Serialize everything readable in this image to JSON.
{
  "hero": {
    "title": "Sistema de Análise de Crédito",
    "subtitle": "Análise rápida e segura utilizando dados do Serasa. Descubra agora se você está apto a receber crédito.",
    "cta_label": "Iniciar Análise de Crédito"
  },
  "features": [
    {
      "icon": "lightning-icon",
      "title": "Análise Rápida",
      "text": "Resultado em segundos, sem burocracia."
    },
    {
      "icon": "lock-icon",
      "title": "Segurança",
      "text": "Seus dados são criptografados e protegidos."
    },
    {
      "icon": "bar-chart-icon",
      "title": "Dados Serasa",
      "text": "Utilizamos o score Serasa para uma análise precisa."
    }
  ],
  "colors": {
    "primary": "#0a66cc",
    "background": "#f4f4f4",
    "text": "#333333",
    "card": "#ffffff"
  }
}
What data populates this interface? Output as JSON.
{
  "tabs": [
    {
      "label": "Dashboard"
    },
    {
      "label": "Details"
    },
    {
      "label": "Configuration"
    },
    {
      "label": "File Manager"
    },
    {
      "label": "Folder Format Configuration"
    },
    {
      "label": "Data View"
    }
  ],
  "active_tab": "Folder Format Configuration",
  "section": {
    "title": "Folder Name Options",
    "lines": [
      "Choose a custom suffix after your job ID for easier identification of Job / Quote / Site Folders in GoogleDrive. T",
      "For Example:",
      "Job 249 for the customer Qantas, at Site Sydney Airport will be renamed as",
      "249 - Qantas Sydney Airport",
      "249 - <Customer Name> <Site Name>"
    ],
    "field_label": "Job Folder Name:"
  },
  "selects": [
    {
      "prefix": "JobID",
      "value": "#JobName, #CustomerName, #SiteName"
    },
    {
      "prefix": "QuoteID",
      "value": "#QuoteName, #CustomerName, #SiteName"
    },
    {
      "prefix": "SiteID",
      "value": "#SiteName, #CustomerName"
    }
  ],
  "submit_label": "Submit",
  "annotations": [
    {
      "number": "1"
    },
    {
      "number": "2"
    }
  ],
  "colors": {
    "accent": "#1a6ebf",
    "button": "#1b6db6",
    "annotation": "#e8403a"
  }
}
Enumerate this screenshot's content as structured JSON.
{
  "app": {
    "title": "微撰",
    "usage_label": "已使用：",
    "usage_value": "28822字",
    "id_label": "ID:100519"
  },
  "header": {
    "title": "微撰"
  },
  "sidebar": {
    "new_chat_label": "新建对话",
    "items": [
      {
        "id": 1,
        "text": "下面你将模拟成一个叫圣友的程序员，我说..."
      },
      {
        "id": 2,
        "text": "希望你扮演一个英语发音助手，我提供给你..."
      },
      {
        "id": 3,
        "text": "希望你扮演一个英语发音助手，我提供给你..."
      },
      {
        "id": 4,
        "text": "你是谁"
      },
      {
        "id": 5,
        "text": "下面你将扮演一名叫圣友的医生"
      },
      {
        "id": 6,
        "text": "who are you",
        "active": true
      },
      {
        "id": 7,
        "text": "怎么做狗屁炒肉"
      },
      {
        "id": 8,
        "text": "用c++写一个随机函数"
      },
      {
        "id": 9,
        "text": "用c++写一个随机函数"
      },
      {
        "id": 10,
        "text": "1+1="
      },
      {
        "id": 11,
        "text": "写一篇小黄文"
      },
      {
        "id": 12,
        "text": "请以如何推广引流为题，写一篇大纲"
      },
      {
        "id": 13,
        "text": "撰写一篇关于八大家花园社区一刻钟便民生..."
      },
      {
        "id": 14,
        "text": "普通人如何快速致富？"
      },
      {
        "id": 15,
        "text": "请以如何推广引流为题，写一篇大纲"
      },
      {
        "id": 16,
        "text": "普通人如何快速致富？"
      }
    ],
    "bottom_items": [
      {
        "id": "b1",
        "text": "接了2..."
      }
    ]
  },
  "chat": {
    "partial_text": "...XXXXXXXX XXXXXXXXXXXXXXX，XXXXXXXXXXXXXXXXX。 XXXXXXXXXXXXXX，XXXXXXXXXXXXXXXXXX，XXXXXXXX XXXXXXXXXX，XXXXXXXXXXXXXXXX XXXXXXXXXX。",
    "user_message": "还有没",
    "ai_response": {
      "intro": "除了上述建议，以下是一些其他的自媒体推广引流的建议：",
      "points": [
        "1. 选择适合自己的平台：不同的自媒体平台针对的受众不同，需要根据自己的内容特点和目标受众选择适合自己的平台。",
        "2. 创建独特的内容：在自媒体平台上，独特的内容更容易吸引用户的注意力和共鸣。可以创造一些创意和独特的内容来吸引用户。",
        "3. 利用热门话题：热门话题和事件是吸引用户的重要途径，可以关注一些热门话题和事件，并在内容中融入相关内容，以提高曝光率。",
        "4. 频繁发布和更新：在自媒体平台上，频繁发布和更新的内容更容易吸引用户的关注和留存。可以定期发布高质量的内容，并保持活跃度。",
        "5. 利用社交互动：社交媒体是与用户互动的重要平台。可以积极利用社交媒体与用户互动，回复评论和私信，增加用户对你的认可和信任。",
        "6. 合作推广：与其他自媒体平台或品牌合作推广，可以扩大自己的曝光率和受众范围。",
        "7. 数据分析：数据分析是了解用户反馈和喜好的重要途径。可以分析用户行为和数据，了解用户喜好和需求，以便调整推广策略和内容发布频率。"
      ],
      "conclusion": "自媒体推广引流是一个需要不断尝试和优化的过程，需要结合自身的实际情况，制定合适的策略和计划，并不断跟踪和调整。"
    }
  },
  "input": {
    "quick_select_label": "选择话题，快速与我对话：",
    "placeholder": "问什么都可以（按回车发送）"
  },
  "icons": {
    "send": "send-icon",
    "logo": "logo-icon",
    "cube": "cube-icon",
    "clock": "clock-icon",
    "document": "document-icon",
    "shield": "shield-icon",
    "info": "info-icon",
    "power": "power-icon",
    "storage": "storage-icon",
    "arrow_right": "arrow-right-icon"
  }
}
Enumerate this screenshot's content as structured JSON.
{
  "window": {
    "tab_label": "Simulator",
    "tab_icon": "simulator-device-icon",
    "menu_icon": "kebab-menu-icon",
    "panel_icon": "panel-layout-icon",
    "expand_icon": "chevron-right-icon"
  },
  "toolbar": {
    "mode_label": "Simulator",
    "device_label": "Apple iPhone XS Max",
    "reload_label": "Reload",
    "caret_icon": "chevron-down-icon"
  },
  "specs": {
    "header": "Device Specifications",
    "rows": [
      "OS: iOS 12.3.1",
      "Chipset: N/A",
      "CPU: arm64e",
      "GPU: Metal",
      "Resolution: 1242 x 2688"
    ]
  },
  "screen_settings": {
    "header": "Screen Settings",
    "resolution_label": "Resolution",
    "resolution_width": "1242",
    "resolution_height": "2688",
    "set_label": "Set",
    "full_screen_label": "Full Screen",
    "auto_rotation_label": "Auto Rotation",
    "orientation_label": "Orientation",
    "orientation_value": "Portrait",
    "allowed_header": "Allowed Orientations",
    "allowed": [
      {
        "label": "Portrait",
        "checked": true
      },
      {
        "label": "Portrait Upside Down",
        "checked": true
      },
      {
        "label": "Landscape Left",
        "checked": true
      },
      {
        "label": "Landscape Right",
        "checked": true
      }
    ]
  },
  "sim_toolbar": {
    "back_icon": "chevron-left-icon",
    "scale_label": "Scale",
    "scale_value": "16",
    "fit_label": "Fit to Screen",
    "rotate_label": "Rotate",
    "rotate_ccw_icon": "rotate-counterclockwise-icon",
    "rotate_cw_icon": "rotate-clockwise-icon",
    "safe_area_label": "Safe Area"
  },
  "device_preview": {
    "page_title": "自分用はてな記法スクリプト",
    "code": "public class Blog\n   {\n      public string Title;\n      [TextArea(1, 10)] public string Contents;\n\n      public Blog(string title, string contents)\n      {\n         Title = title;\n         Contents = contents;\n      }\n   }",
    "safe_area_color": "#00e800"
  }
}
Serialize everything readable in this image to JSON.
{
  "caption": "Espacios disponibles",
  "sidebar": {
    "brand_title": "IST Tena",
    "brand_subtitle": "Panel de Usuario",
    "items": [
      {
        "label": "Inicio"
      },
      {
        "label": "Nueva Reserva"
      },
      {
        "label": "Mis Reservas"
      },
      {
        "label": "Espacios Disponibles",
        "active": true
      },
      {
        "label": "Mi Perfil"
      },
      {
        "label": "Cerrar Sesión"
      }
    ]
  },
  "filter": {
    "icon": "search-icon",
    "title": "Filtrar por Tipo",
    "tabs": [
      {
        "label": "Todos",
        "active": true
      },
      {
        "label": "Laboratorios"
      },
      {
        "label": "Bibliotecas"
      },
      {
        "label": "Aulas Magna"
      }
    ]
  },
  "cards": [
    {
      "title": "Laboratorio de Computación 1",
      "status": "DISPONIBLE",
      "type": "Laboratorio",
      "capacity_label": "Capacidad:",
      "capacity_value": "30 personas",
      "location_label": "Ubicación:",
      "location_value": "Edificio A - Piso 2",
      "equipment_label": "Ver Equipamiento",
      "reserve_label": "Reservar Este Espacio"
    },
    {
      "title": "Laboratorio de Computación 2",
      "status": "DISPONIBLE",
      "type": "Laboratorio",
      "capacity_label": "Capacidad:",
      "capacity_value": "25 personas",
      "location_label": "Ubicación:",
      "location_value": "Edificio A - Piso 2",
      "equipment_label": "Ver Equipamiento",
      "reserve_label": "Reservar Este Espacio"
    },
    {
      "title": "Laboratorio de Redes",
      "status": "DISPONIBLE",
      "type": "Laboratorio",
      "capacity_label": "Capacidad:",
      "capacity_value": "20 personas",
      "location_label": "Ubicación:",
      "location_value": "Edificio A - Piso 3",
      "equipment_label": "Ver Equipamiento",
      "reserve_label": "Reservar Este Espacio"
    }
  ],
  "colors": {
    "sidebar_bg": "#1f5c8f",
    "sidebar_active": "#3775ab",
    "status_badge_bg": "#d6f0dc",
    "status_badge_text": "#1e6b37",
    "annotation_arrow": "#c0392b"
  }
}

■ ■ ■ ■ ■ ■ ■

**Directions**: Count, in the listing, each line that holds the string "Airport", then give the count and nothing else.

**Reply**: 2